> _TASK GOAL_:
Where a line below holds the string "true", copy that line.

[[ PROVIDED INFORMATION, beginning ]]

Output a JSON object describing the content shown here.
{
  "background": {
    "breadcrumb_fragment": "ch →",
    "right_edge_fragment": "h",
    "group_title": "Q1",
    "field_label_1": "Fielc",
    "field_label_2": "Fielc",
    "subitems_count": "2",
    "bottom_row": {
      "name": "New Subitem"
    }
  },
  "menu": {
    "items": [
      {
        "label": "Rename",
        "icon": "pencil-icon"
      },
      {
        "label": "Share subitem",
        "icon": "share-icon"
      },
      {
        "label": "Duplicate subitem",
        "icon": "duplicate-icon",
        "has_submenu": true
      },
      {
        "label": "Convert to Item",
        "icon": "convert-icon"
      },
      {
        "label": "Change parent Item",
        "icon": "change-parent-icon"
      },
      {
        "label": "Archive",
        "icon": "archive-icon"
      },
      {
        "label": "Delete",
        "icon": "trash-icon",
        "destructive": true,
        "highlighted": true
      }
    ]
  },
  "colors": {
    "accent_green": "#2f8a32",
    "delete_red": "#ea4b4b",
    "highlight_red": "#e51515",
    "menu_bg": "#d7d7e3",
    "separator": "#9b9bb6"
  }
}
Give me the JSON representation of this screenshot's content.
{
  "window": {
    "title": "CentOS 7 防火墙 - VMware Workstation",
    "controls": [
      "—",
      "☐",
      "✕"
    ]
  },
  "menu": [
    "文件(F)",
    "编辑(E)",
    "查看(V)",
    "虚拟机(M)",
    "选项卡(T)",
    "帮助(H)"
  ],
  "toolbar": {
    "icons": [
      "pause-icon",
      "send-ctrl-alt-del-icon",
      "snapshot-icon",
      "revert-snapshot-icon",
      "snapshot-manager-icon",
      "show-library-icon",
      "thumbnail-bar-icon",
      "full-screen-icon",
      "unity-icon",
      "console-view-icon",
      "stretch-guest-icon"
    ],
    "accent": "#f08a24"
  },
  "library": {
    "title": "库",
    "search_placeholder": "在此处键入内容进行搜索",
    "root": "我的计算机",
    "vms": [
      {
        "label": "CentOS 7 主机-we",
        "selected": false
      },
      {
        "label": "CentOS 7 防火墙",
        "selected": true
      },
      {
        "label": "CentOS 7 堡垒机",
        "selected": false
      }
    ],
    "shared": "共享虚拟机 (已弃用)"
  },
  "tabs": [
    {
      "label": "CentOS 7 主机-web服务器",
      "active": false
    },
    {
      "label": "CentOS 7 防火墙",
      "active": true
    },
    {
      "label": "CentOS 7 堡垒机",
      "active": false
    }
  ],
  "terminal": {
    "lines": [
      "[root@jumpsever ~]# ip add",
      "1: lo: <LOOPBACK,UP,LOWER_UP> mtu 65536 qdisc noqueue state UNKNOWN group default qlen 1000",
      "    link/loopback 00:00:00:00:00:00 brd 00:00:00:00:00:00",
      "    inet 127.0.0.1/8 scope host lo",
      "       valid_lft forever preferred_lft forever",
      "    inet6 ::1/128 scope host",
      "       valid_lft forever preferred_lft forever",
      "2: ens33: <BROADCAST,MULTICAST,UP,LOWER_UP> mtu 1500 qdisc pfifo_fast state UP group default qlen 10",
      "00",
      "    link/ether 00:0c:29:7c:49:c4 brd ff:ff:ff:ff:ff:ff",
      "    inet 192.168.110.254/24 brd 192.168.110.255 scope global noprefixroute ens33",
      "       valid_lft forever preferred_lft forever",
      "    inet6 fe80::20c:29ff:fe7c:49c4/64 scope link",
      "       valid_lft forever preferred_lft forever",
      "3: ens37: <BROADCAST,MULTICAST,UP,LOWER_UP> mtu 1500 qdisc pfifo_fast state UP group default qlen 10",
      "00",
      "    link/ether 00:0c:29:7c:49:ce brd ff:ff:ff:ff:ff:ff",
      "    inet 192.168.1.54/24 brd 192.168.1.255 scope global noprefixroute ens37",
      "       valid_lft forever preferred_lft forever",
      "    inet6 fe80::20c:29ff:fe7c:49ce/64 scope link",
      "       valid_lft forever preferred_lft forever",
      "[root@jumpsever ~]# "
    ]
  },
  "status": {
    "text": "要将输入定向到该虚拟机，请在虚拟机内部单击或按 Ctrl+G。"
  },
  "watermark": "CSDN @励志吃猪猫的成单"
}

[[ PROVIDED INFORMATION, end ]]
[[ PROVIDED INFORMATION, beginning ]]

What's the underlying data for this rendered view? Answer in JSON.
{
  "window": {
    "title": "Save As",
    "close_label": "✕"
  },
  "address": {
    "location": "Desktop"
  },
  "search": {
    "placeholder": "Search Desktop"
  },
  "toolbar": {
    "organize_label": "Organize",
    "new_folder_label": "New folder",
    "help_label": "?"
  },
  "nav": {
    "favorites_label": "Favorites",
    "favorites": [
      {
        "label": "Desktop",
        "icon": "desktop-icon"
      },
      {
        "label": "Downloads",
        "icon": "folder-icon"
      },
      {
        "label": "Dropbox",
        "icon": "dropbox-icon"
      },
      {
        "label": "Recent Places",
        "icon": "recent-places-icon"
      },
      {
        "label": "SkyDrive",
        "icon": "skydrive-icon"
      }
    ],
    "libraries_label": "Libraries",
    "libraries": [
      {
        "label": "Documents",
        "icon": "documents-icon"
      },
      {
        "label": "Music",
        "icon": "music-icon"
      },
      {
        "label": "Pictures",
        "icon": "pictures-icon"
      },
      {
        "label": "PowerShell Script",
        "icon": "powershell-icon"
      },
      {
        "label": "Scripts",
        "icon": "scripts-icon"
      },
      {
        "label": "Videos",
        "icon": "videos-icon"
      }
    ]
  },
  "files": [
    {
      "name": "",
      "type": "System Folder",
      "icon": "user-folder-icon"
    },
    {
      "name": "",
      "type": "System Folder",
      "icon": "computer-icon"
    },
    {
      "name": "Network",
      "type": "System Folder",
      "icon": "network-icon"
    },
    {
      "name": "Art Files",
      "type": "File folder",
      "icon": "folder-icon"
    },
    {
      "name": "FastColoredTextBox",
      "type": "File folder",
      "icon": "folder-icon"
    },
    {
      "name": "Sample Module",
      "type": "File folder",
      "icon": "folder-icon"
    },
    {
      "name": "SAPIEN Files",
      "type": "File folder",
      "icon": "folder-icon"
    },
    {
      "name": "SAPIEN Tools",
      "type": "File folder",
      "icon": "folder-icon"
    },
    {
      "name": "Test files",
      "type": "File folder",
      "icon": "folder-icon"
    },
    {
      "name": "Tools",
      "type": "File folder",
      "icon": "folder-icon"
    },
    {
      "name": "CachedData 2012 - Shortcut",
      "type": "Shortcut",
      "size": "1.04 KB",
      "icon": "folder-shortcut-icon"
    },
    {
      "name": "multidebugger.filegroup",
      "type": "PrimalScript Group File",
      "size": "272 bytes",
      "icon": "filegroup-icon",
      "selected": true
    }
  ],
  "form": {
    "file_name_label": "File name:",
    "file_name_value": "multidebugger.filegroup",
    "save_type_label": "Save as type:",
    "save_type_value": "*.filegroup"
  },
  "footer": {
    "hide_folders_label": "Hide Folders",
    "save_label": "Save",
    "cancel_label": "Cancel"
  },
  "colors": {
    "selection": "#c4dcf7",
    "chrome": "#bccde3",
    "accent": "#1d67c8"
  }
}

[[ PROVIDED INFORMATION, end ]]

> _SOLUTION FOR THIS PROBLEM_:
        "has_submenu": true
        "destructive": true,
        "highlighted": true
        "selected": true
      "active": true
      "selected": true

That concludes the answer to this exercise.